Popi loves clients who invest well in the project.  She recalls an incident when she got a call from owner who was abroad at that time.  “There were hand-made terracotta tiles that the owner really liked and was wondering whether it would match the house.  I said if you really like them, buy them.  They’re going to fit,” chuckles Popi.  The owner ended up hand-carrying the tiles from abroad.  The tiles are now displayed beautifully as the splashboard for the hot area in the kitchen.


Panoramic view of the outdoors

The staircase that leads to the second floor is treated with sandstones, including the adjacent walls.  Popi placed mirrors in the wall pockets that followed the lines of the window.  She adds,  “I played with the positive and negative spaces.  I used mirrors to crate a sense of gap.  It breaks the massiveness of the solid stone.  Plus, it brings in more light to the space.”



The staircase opens to a hallway that is dressed with three panels of floor to ceiling windows on one side.  This maintains the symmetry with the three glass panels that connect to the pool on the first floor.  The hallway gives access to all the bedrooms.  It elevates towards the end, creating a separate landing for the master bedroom.  The bathroom is beside the entrance so that the bed space would take centerstage amidst all the scenery.  The bed is flanked by windows on either side and glass double doors at one end, creating panoramic view of the outdoors.



It was the owners who picked the furniture pieces, which are mostly made of wood and natural materials.  The items have a casual cozy feel that blends well with the aesthetics of the space.  Popi used sandstones mainly as the flooring option.  “I want to use the more natural version of the look I’m going for”,  she explains.  Decorating the house are artworks painted by the owners themselves.  “I love their paintings”,  says Popi.  “They bring in that personal touch that gives a home its own identity and style.”
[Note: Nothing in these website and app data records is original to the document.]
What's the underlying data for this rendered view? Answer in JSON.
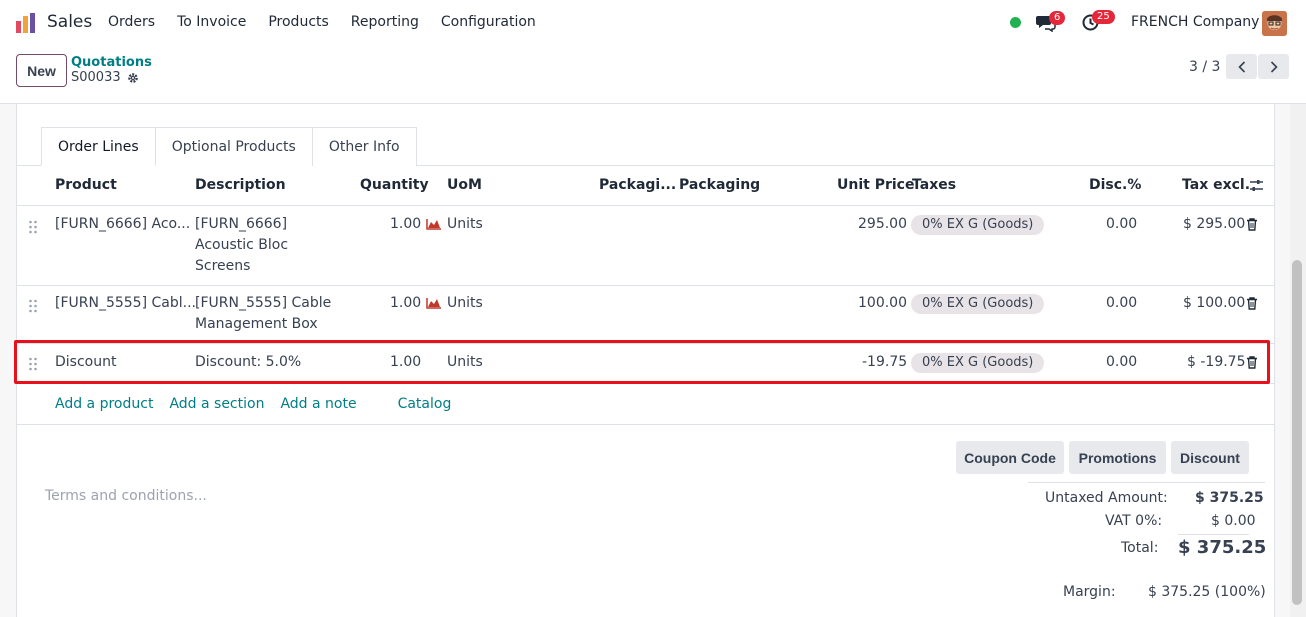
{
  "nav": {
    "app_name": "Sales",
    "menu": [
      "Orders",
      "To Invoice",
      "Products",
      "Reporting",
      "Configuration"
    ],
    "chat_count": "6",
    "activity_count": "25",
    "company": "FRENCH Company"
  },
  "control": {
    "new_label": "New",
    "breadcrumb": "Quotations",
    "record_name": "S00033",
    "pager": "3 / 3"
  },
  "tabs": [
    "Order Lines",
    "Optional Products",
    "Other Info"
  ],
  "columns": {
    "product": "Product",
    "description": "Description",
    "quantity": "Quantity",
    "uom": "UoM",
    "packaging_qty": "Packagi...",
    "packaging": "Packaging",
    "unit_price": "Unit Price",
    "taxes": "Taxes",
    "disc": "Disc.%",
    "tax_excl": "Tax excl."
  },
  "rows": [
    {
      "product": "[FURN_6666] Aco...",
      "description": [
        "[FURN_6666]",
        "Acoustic Bloc",
        "Screens"
      ],
      "quantity": "1.00",
      "uom": "Units",
      "unit_price": "295.00",
      "tax": "0% EX G (Goods)",
      "disc": "0.00",
      "subtotal": "$ 295.00"
    },
    {
      "product": "[FURN_5555] Cabl...",
      "description": [
        "[FURN_5555] Cable",
        "Management Box"
      ],
      "quantity": "1.00",
      "uom": "Units",
      "unit_price": "100.00",
      "tax": "0% EX G (Goods)",
      "disc": "0.00",
      "subtotal": "$ 100.00"
    },
    {
      "product": "Discount",
      "description": [
        "Discount: 5.0%"
      ],
      "quantity": "1.00",
      "uom": "Units",
      "unit_price": "-19.75",
      "tax": "0% EX G (Goods)",
      "disc": "0.00",
      "subtotal": "$ -19.75"
    }
  ],
  "add_links": {
    "product": "Add a product",
    "section": "Add a section",
    "note": "Add a note",
    "catalog": "Catalog"
  },
  "buttons": {
    "coupon": "Coupon Code",
    "promotions": "Promotions",
    "discount": "Discount"
  },
  "terms_placeholder": "Terms and conditions...",
  "totals": {
    "untaxed_label": "Untaxed Amount:",
    "untaxed_value": "$ 375.25",
    "vat_label": "VAT 0%:",
    "vat_value": "$ 0.00",
    "total_label": "Total:",
    "total_value": "$ 375.25",
    "margin_label": "Margin:",
    "margin_value": "$ 375.25 (100%)"
  },
  "colors": {
    "brand": "#714b67",
    "link": "#017e84",
    "highlight": "#e8101a"
  }
}
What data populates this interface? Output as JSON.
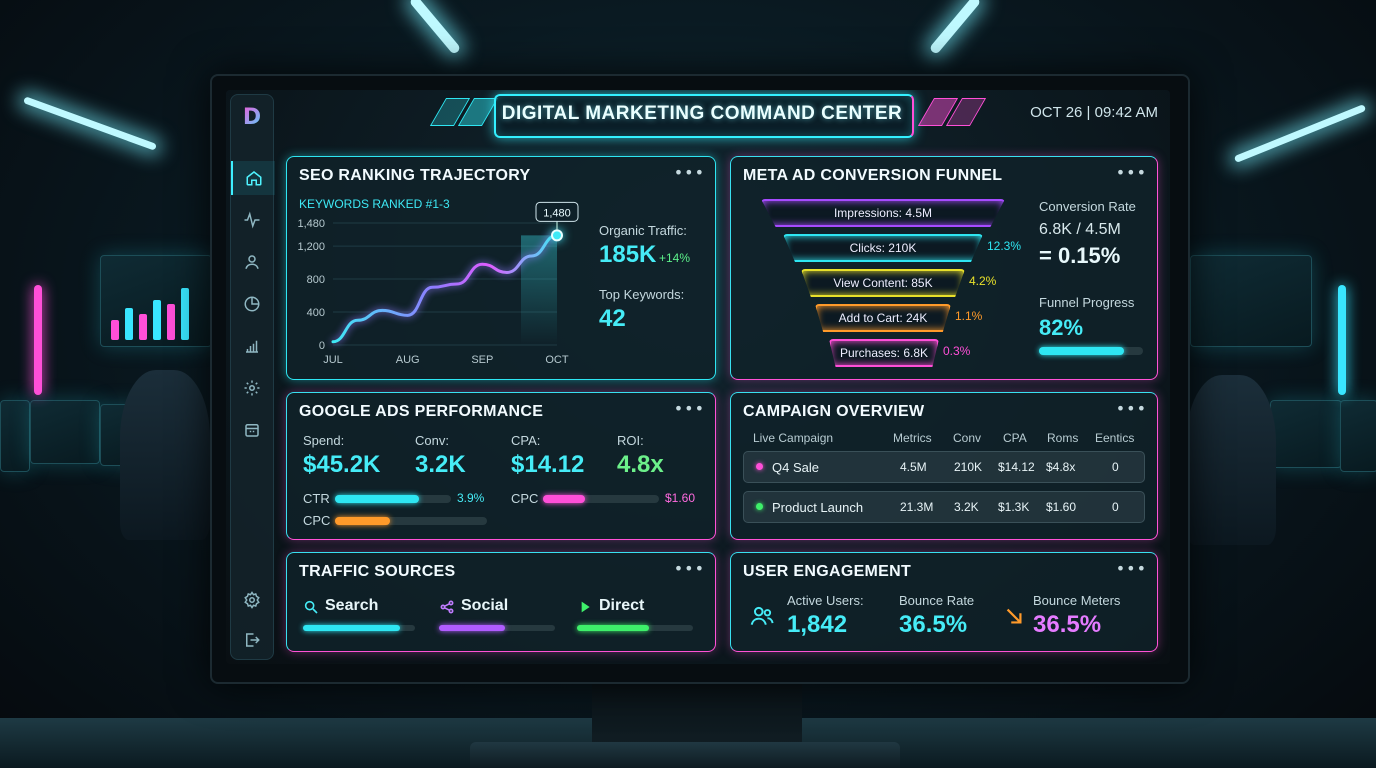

People have asked Popi what her design style is.  “I really don’t have an answer,” she explains.  “There is no specific look or style that is related in any of my projects.  It is never the same site, never the same client, and never the same lifestyle.”  The end goal in Popi’s designs is creating that unique style that is purely about the client.  “If you don’t see me in my works, then I did a good job,”  explains Popi.


The owners are so happy with their vacation house that they commissioned Popi to do their home in the city, too.